Thanks for note on Atlantic dust.
Suggested in private to Edward Forbes that bird migration might follow lines of now sunken land.
Has admired WT's work for years.
Will some day publish on variation.
Down Bromley Kent
I am much obliged for your kindness in sending me the note on the Atlantic Dust, as in case I ever get many more facts together, I may perhaps publish an additional note.—
With respect to the migration of Birds, it would be a sincere pleasure to me to aid,
even in the smallest degree, one whose writings I have for several years been accustomed
to read with much pleasure & instruction; but I really have nothing to say: I
apprehend Forbes alluded to a mere speculation of mine (not grounded on facts &
therefore quite useless to anyone) that birds probably followed lines of now lost

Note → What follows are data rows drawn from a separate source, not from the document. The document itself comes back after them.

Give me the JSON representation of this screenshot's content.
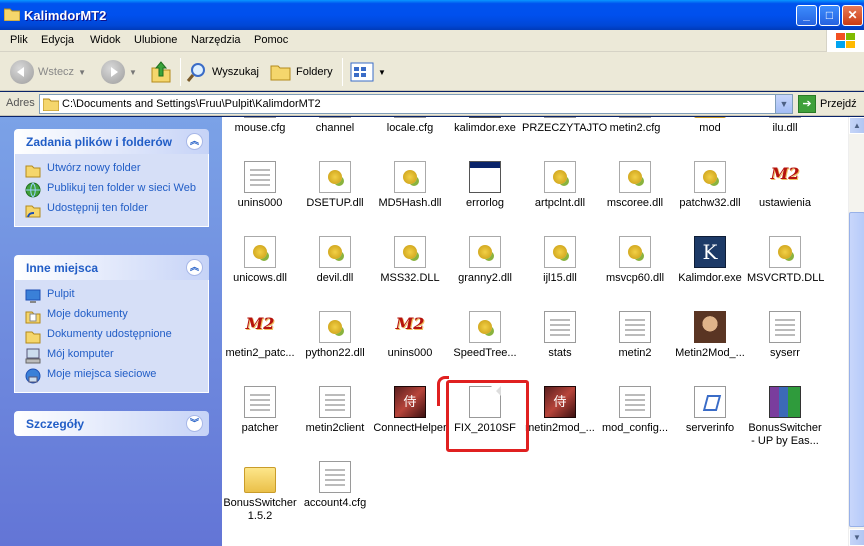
{
  "window": {
    "title": "KalimdorMT2"
  },
  "menu": [
    "Plik",
    "Edycja",
    "Widok",
    "Ulubione",
    "Narzędzia",
    "Pomoc"
  ],
  "toolbar": {
    "back": "Wstecz",
    "search": "Wyszukaj",
    "folders": "Foldery"
  },
  "address": {
    "label": "Adres",
    "path": "C:\\Documents and Settings\\Fruu\\Pulpit\\KalimdorMT2",
    "go": "Przejdź"
  },
  "tasks": {
    "title": "Zadania plików i folderów",
    "items": [
      "Utwórz nowy folder",
      "Publikuj ten folder w sieci Web",
      "Udostępnij ten folder"
    ]
  },
  "places": {
    "title": "Inne miejsca",
    "items": [
      "Pulpit",
      "Moje dokumenty",
      "Dokumenty udostępnione",
      "Mój komputer",
      "Moje miejsca sieciowe"
    ]
  },
  "details": {
    "title": "Szczegóły"
  },
  "files": [
    {
      "name": "mouse.cfg",
      "icon": "text-file-icon"
    },
    {
      "name": "channel",
      "icon": "text-file-icon"
    },
    {
      "name": "locale.cfg",
      "icon": "text-file-icon"
    },
    {
      "name": "kalimdor.exe",
      "icon": "exe-icon"
    },
    {
      "name": "PRZECZYTAJTO",
      "icon": "text-file-icon"
    },
    {
      "name": "metin2.cfg",
      "icon": "text-file-icon"
    },
    {
      "name": "mod",
      "icon": "folder-icon"
    },
    {
      "name": "ilu.dll",
      "icon": "dll-icon"
    },
    {
      "name": "unins000",
      "icon": "doc-icon"
    },
    {
      "name": "DSETUP.dll",
      "icon": "dll-icon"
    },
    {
      "name": "MD5Hash.dll",
      "icon": "dll-icon"
    },
    {
      "name": "errorlog",
      "icon": "exe-icon"
    },
    {
      "name": "artpclnt.dll",
      "icon": "dll-icon"
    },
    {
      "name": "mscoree.dll",
      "icon": "dll-icon"
    },
    {
      "name": "patchw32.dll",
      "icon": "dll-icon"
    },
    {
      "name": "ustawienia",
      "icon": "metin2-icon"
    },
    {
      "name": "unicows.dll",
      "icon": "dll-icon"
    },
    {
      "name": "devil.dll",
      "icon": "dll-icon"
    },
    {
      "name": "MSS32.DLL",
      "icon": "dll-icon"
    },
    {
      "name": "granny2.dll",
      "icon": "dll-icon"
    },
    {
      "name": "ijl15.dll",
      "icon": "dll-icon"
    },
    {
      "name": "msvcp60.dll",
      "icon": "dll-icon"
    },
    {
      "name": "Kalimdor.exe",
      "icon": "kalimdor-icon"
    },
    {
      "name": "MSVCRTD.DLL",
      "icon": "dll-icon"
    },
    {
      "name": "metin2_patc...",
      "icon": "metin2-icon"
    },
    {
      "name": "python22.dll",
      "icon": "dll-icon"
    },
    {
      "name": "unins000",
      "icon": "metin2-icon"
    },
    {
      "name": "SpeedTree...",
      "icon": "dll-icon"
    },
    {
      "name": "stats",
      "icon": "doc-icon"
    },
    {
      "name": "metin2",
      "icon": "doc-icon"
    },
    {
      "name": "Metin2Mod_...",
      "icon": "portrait-icon"
    },
    {
      "name": "syserr",
      "icon": "text-file-icon"
    },
    {
      "name": "patcher",
      "icon": "text-file-icon"
    },
    {
      "name": "metin2client",
      "icon": "doc-icon"
    },
    {
      "name": "ConnectHelper",
      "icon": "connecthelper-icon"
    },
    {
      "name": "FIX_2010SF",
      "icon": "blank-file-icon"
    },
    {
      "name": "metin2mod_...",
      "icon": "connecthelper-icon"
    },
    {
      "name": "mod_config...",
      "icon": "doc-icon"
    },
    {
      "name": "serverinfo",
      "icon": "script-icon"
    },
    {
      "name": "BonusSwitcher - UP by Eas...",
      "icon": "rar-icon"
    },
    {
      "name": "BonusSwitcher 1.5.2",
      "icon": "folder-icon"
    },
    {
      "name": "account4.cfg",
      "icon": "doc-icon"
    }
  ],
  "colors": {
    "accent": "#0053ee",
    "highlight": "#e02020",
    "link": "#215dc6"
  }
}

& sunken land. I merely alluded to this notion of mine, when talking with Forbes
on his views on the distribution of plants on land since subsided.— In some

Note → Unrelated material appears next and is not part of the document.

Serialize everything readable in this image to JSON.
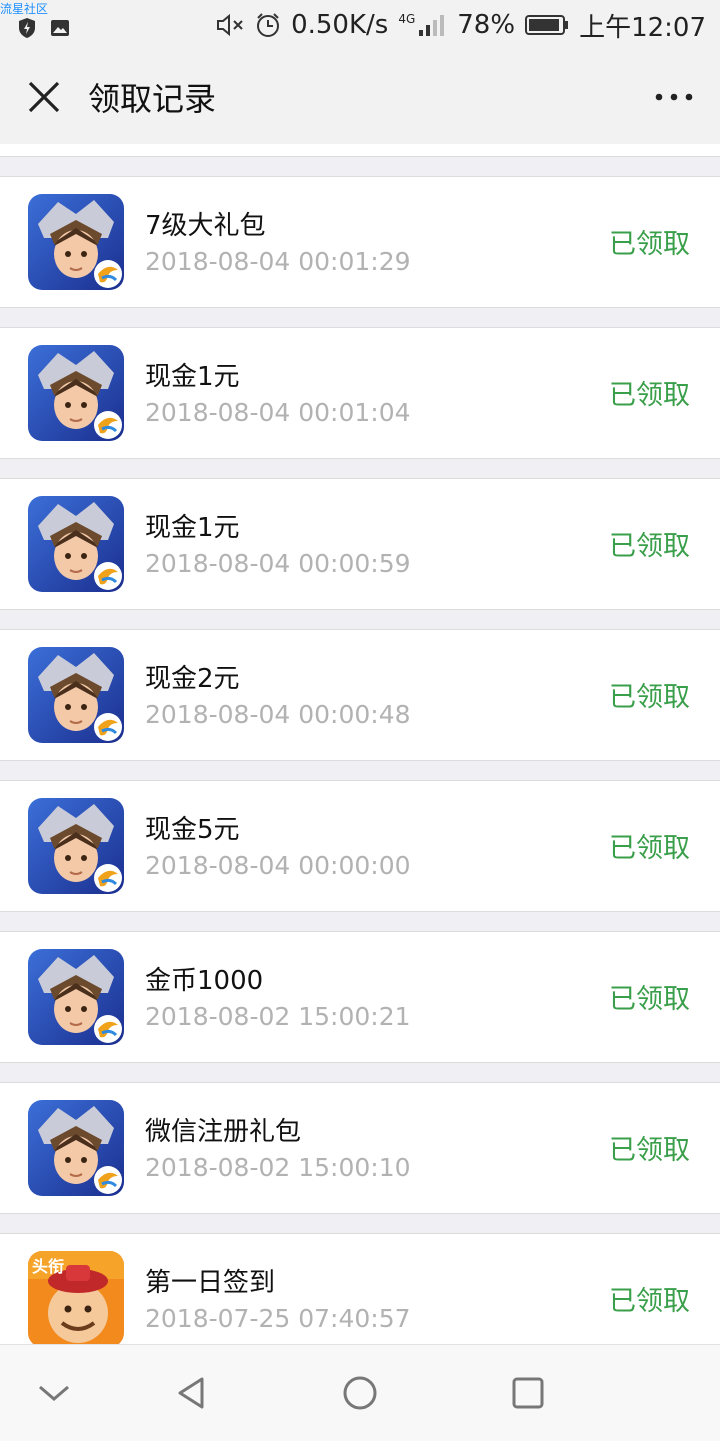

future year I intend publishing on the variation of plants & animals in the
domestic & natural state, & I shall then (I fear) not be able to refrain
from some speculations on this & allied subjects, but, as I have said, I really

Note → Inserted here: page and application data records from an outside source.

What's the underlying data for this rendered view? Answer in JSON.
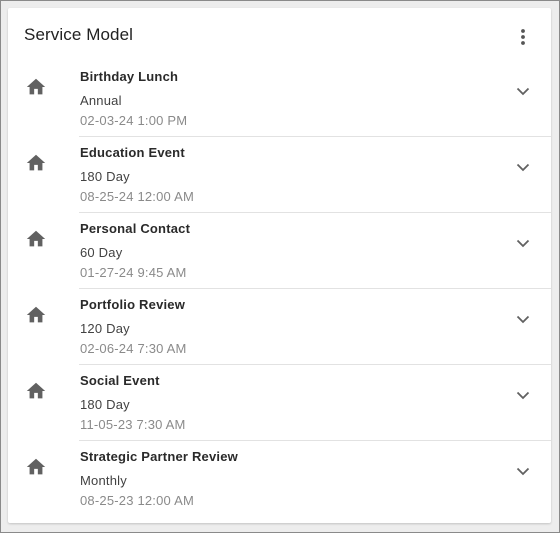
{
  "card": {
    "title": "Service Model",
    "menu_icon": "more-vert-icon"
  },
  "items": [
    {
      "title": "Birthday Lunch",
      "frequency": "Annual",
      "datetime": "02-03-24 1:00 PM",
      "icon": "home-icon"
    },
    {
      "title": "Education Event",
      "frequency": "180 Day",
      "datetime": "08-25-24 12:00 AM",
      "icon": "home-icon"
    },
    {
      "title": "Personal Contact",
      "frequency": "60 Day",
      "datetime": "01-27-24 9:45 AM",
      "icon": "home-icon"
    },
    {
      "title": "Portfolio Review",
      "frequency": "120 Day",
      "datetime": "02-06-24 7:30 AM",
      "icon": "home-icon"
    },
    {
      "title": "Social Event",
      "frequency": "180 Day",
      "datetime": "11-05-23 7:30 AM",
      "icon": "home-icon"
    },
    {
      "title": "Strategic Partner Review",
      "frequency": "Monthly",
      "datetime": "08-25-23 12:00 AM",
      "icon": "home-icon"
    }
  ],
  "colors": {
    "icon": "#616161",
    "title_text": "#2a2a2a",
    "secondary_text": "#8a8a8a",
    "divider": "#e2e2e2"
  }
}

have no facts, or speculations of sufficient importance to be at all worth communicating
in detail.— I am sorry that you sh
I shall look forward with interest to your work containing your observations: I beg to remain, dear Sir | Your faithfull & obed: sevt. | C. Darwin
- f1 954.f1Dated on the assumption that Thompson wrote soon after CD's ‘An account of the fine dust which often falls on vessels in the Atlantic Ocean’ was published in February 1846 (Collected papers 1: 199–203). H. C. G. Ross 1979, p. 364, gives the information that the paper is watermarked ‘J. Whatman 1844’.